■ **Work required**: Make an exact copy of the records below, excluding images.

**** Given entries ****

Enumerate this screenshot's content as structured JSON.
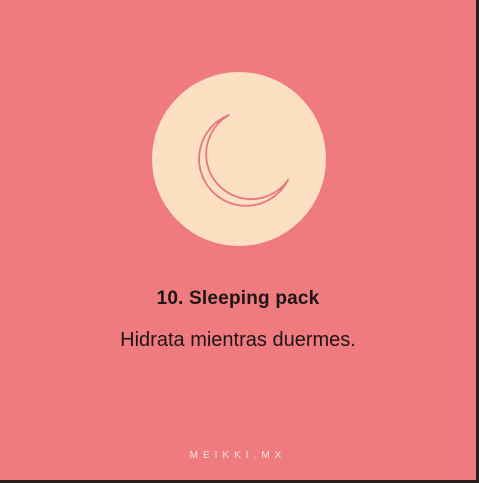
{
  "card": {
    "background_color": "#f07b7f",
    "badge_color": "#fde0c2",
    "icon": "crescent-moon-icon",
    "title": "10. Sleeping pack",
    "subtitle": "Hidrata mientras duermes.",
    "brand": "MEIKKI.MX"
  }
}
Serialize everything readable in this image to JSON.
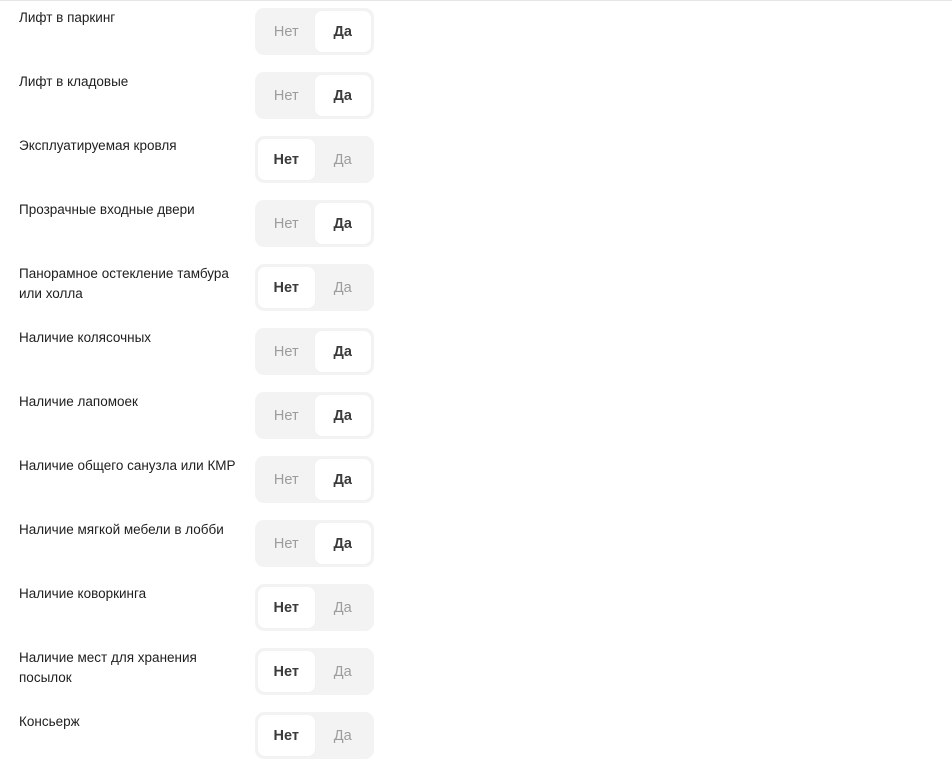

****

■ **Task result**:
Enumerate this screenshot's content as structured JSON.
{
  "card": {
    "background_color": "#f07b7f",
    "badge_color": "#fde0c2",
    "icon": "crescent-moon-icon",
    "title": "10. Sleeping pack",
    "subtitle": "Hidrata mientras duermes.",
    "brand": "MEIKKI.MX"
  }
}
Serialize everything readable in this image to JSON.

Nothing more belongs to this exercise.